Segment Start: RECORDS FOR THE EXERCISE
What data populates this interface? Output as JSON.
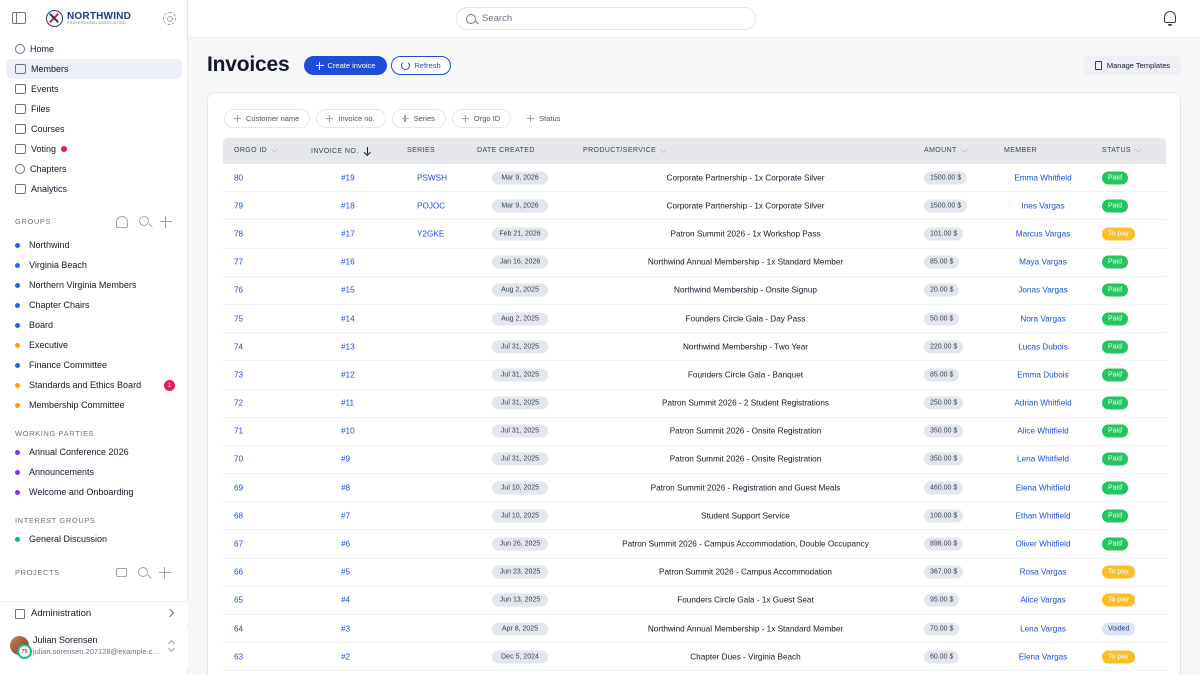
{
  "app": {
    "brand": "NORTHWIND",
    "brand_sub": "PROFESSIONAL ASSOCIATION"
  },
  "search": {
    "placeholder": "Search"
  },
  "nav": [
    {
      "label": "Home",
      "icon": "home-icon",
      "active": false
    },
    {
      "label": "Members",
      "icon": "members-icon",
      "active": true
    },
    {
      "label": "Events",
      "icon": "calendar-icon",
      "active": false
    },
    {
      "label": "Files",
      "icon": "files-icon",
      "active": false
    },
    {
      "label": "Courses",
      "icon": "book-icon",
      "active": false
    },
    {
      "label": "Voting",
      "icon": "voting-icon",
      "active": false,
      "dot": true
    },
    {
      "label": "Chapters",
      "icon": "chapters-icon",
      "active": false
    },
    {
      "label": "Analytics",
      "icon": "analytics-icon",
      "active": false
    }
  ],
  "sections": {
    "groups": "GROUPS",
    "working_parties": "WORKING PARTIES",
    "interest_groups": "INTEREST GROUPS",
    "projects": "PROJECTS"
  },
  "groups": [
    {
      "label": "Northwind",
      "color": "#2563eb"
    },
    {
      "label": "Virginia Beach",
      "color": "#2563eb"
    },
    {
      "label": "Northern Virginia Members",
      "color": "#2563eb"
    },
    {
      "label": "Chapter Chairs",
      "color": "#2563eb"
    },
    {
      "label": "Board",
      "color": "#2563eb"
    },
    {
      "label": "Executive",
      "color": "#f59e0b"
    },
    {
      "label": "Finance Committee",
      "color": "#2563eb"
    },
    {
      "label": "Standards and Ethics Board",
      "color": "#f59e0b",
      "badge": "1"
    },
    {
      "label": "Membership Committee",
      "color": "#f59e0b"
    }
  ],
  "working_parties": [
    {
      "label": "Annual Conference 2026",
      "color": "#7c3aed"
    },
    {
      "label": "Announcements",
      "color": "#7c3aed"
    },
    {
      "label": "Welcome and Onboarding",
      "color": "#7c3aed"
    }
  ],
  "interest_groups": [
    {
      "label": "General Discussion",
      "color": "#10b981"
    }
  ],
  "admin_label": "Administration",
  "user": {
    "name": "Julian Sorensen",
    "email": "julian.sorensen.207128@example.com",
    "avatar_badge": "75"
  },
  "page": {
    "title": "Invoices",
    "create_label": "Create invoice",
    "refresh_label": "Refresh",
    "templates_label": "Manage Templates"
  },
  "filters": [
    "Customer name",
    "Invoice no.",
    "Series",
    "Orgo ID",
    "Status"
  ],
  "columns": {
    "orgo_id": "ORGO ID",
    "invoice_no": "INVOICE NO.",
    "series": "SERIES",
    "date_created": "DATE CREATED",
    "product": "PRODUCT/SERVICE",
    "amount": "AMOUNT",
    "member": "MEMBER",
    "status": "STATUS"
  },
  "rows": [
    {
      "id": "80",
      "inv": "#19",
      "series": "PSWSH",
      "date": "Mar 9, 2026",
      "product": "Corporate Partnership - 1x Corporate Silver",
      "amount": "1500.00 $",
      "member": "Emma Whitfield",
      "status": "Paid"
    },
    {
      "id": "79",
      "inv": "#18",
      "series": "POJOC",
      "date": "Mar 9, 2026",
      "product": "Corporate Partnership - 1x Corporate Silver",
      "amount": "1500.00 $",
      "member": "Ines Vargas",
      "status": "Paid"
    },
    {
      "id": "78",
      "inv": "#17",
      "series": "Y2GKE",
      "date": "Feb 21, 2026",
      "product": "Patron Summit 2026 - 1x Workshop Pass",
      "amount": "101.00 $",
      "member": "Marcus Vargas",
      "status": "To pay"
    },
    {
      "id": "77",
      "inv": "#16",
      "series": "",
      "date": "Jan 16, 2026",
      "product": "Northwind Annual Membership - 1x Standard Member",
      "amount": "85.00 $",
      "member": "Maya Vargas",
      "status": "Paid"
    },
    {
      "id": "76",
      "inv": "#15",
      "series": "",
      "date": "Aug 2, 2025",
      "product": "Northwind Membership - Onsite Signup",
      "amount": "20.00 $",
      "member": "Jonas Vargas",
      "status": "Paid"
    },
    {
      "id": "75",
      "inv": "#14",
      "series": "",
      "date": "Aug 2, 2025",
      "product": "Founders Circle Gala - Day Pass",
      "amount": "50.00 $",
      "member": "Nora Vargas",
      "status": "Paid"
    },
    {
      "id": "74",
      "inv": "#13",
      "series": "",
      "date": "Jul 31, 2025",
      "product": "Northwind Membership - Two Year",
      "amount": "220.00 $",
      "member": "Lucas Dubois",
      "status": "Paid"
    },
    {
      "id": "73",
      "inv": "#12",
      "series": "",
      "date": "Jul 31, 2025",
      "product": "Founders Circle Gala - Banquet",
      "amount": "85.00 $",
      "member": "Emma Dubois",
      "status": "Paid"
    },
    {
      "id": "72",
      "inv": "#11",
      "series": "",
      "date": "Jul 31, 2025",
      "product": "Patron Summit 2026 - 2 Student Registrations",
      "amount": "250.00 $",
      "member": "Adrian Whitfield",
      "status": "Paid"
    },
    {
      "id": "71",
      "inv": "#10",
      "series": "",
      "date": "Jul 31, 2025",
      "product": "Patron Summit 2026 - Onsite Registration",
      "amount": "350.00 $",
      "member": "Alice Whitfield",
      "status": "Paid"
    },
    {
      "id": "70",
      "inv": "#9",
      "series": "",
      "date": "Jul 31, 2025",
      "product": "Patron Summit 2026 - Onsite Registration",
      "amount": "350.00 $",
      "member": "Lena Whitfield",
      "status": "Paid"
    },
    {
      "id": "69",
      "inv": "#8",
      "series": "",
      "date": "Jul 10, 2025",
      "product": "Patron Summit 2026 - Registration and Guest Meals",
      "amount": "460.00 $",
      "member": "Elena Whitfield",
      "status": "Paid"
    },
    {
      "id": "68",
      "inv": "#7",
      "series": "",
      "date": "Jul 10, 2025",
      "product": "Student Support Service",
      "amount": "100.00 $",
      "member": "Ethan Whitfield",
      "status": "Paid"
    },
    {
      "id": "67",
      "inv": "#6",
      "series": "",
      "date": "Jun 26, 2025",
      "product": "Patron Summit 2026 - Campus Accommodation, Double Occupancy",
      "amount": "898.00 $",
      "member": "Oliver Whitfield",
      "status": "Paid"
    },
    {
      "id": "66",
      "inv": "#5",
      "series": "",
      "date": "Jun 23, 2025",
      "product": "Patron Summit 2026 - Campus Accommodation",
      "amount": "367.00 $",
      "member": "Rosa Vargas",
      "status": "To pay"
    },
    {
      "id": "65",
      "inv": "#4",
      "series": "",
      "date": "Jun 13, 2025",
      "product": "Founders Circle Gala - 1x Guest Seat",
      "amount": "95.00 $",
      "member": "Alice Vargas",
      "status": "To pay"
    },
    {
      "id": "64",
      "inv": "#3",
      "series": "",
      "date": "Apr 8, 2025",
      "product": "Northwind Annual Membership - 1x Standard Member",
      "amount": "70.00 $",
      "member": "Lena Vargas",
      "status": "Voided"
    },
    {
      "id": "63",
      "inv": "#2",
      "series": "",
      "date": "Dec 5, 2024",
      "product": "Chapter Dues - Virginia Beach",
      "amount": "60.00 $",
      "member": "Elena Vargas",
      "status": "To pay"
    }
  ]
}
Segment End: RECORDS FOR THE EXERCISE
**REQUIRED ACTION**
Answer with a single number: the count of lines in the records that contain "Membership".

**ANSWER TO THIS EXERCISE**
5